Diploma in Strategy and Innovation
As I sail down the tracks aboard the Great Western Railway destined for London’s Paddington Station and platform 9 3/4, a Swiss colleague regales me with the latest entry from his soon to be published collection of poems; the culmination of a lifetime of experiences and introspection. Lost in the vivid imagery of his words, a stream of consciousness begins to pour out and is emblematic of my past week in the “City of Dreaming Spires.”
Arrival to Oxford is surreal. As the train shudders to a halt, J.K. Rowling’s Hogwarts School of Witchcraft and Wizardry leaps off the big screen and into real life. With its cathedral spires, winding cobblestone streets, medieval traditions, character rich pubs and rival colleges, Oxford is effervescent. The whole place is encapsulated by an indescribable radiance, magic, and mystery that amplifies an already mythical legacy.
With a freshly minted MBA in hand from an esteemed American university, I couldn’t help but wonder why I’m here. But, there we were – a diverse cohort brimming with nearly 70 overachievers, comprised of magnanimous CEOs, astute philosophers, judicious academics, poets, humanitarians, and technologists spanning 32 nationalities and 22 different countries, with nearly two-thirds holding advanced degrees in business, law, and medicine. And, while it would be natural in this moment to feel a sense of inadequacy, another feeling washed over me and set me at ease – one of pride, honor, and humility. For a young man from simple beginnings in Alabama, it’s remarkable to fully recognize all that is truly possible in life with a little bit of grit and determination.
We were poised to follow the same path to enlightenment as some of the world’s greatest minds – the likes of Sir Walter Raleigh, John Locke, Adam Smith, Oscar Wilde, J.R.R. Tolkien, Margaret Thatcher, T.S. Eliot, C.S. Lewis, and even Dr. Seuss. Some of us were seeking to silence life’s doubters, while others chased redemption or validation. No matter the ambition, we each shared a personal commitment to continuous learning and a desire to be part of the distinguished tradition of excellence at Oxford.
As we descended on the illustrious Saïd Business School to embark on this joyous academic voyage, the room bubbled over with energy and inexplicable anticipation of the road ahead, as students shared reflections of courage and conviction and tales of triumph and tribulation. Daily lectures were fast-paced and quick witted, filled with stimulating debates and hearty discussions including an exploration of competitive strategy with K’NEX children’s construction toys. For what it’s worth, having the instruction manual does not constitute a successful and winning strategy. And, as can be expected, English tea and crumpets and brown ale were common fixtures under a backdrop of the British monarchy.
During my time at Oxford, I quickly realized that things are done so differently here. I’m beginning to find clarity on the phrase “It’s an Oxford thing.” I am bewildered by the prominence of many archaic customs, from the formal academic dress attire, known as subfusc, required to sit for examinations to the 70% marks necessary to be awarded a coveted academic distinction. Locke himself likely never saw a grade north of 80%. How’s that for humility?
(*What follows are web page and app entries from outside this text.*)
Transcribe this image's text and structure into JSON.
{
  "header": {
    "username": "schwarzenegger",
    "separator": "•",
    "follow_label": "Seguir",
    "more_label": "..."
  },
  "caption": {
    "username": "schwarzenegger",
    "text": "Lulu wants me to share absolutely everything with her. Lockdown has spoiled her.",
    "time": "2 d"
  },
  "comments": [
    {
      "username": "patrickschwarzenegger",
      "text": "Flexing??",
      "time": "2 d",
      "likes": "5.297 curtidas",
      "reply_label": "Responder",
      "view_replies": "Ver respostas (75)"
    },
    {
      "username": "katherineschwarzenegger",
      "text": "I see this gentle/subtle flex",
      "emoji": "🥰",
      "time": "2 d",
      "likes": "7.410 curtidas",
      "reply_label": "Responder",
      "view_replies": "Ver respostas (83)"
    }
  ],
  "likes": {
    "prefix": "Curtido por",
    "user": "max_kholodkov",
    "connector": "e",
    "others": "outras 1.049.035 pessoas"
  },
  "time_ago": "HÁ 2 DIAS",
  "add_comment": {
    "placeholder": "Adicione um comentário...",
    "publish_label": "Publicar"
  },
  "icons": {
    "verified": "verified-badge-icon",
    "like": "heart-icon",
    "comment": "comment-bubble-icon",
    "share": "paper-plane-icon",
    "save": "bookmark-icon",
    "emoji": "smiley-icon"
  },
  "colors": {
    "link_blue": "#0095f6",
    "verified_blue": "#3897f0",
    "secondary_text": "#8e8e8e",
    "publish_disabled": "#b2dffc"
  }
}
Examinations are written and marked by a venerable committee of examiners, rather than the instructor in an effort to preserve integrity and avoid any perception of impartiality. The entire marking process can take up to three months to complete. Admittedly, I’m anxious about the whole examination process, but equally excited about taking part in this revered tradition.
Outside of the classroom, we were treated to a wide array of cultural activities, including a tour of the Oxford Union, formal hall at Exeter College, a networking reception at Oriel College, and a lecture on the emergence of Indian contemporary art at the Ashmolean Museum. The Oxford Union is unassuming from the outside, but once you step inside those hallowed halls, you are transported to a time where leading and transformative figures from the world of sport, politics, music, science, film and theatre, art, and journalism debated the key issues of the day – Kissinger, Malcolm X, Kennedy, Einstein, Albright, Churchill, Nixon, Regan, Mother Teresa, and the Dalai Lama to name a few.
Upon my return to the United States, the magnitude of this opportunity finally began to sink in, as my phone lit up through the night with text messages from my new global family.
And, while it seems like I may not get much rest moving forward, I’m honored to be able to study at a world-class institution alongside a group of world-class people.Back to top of article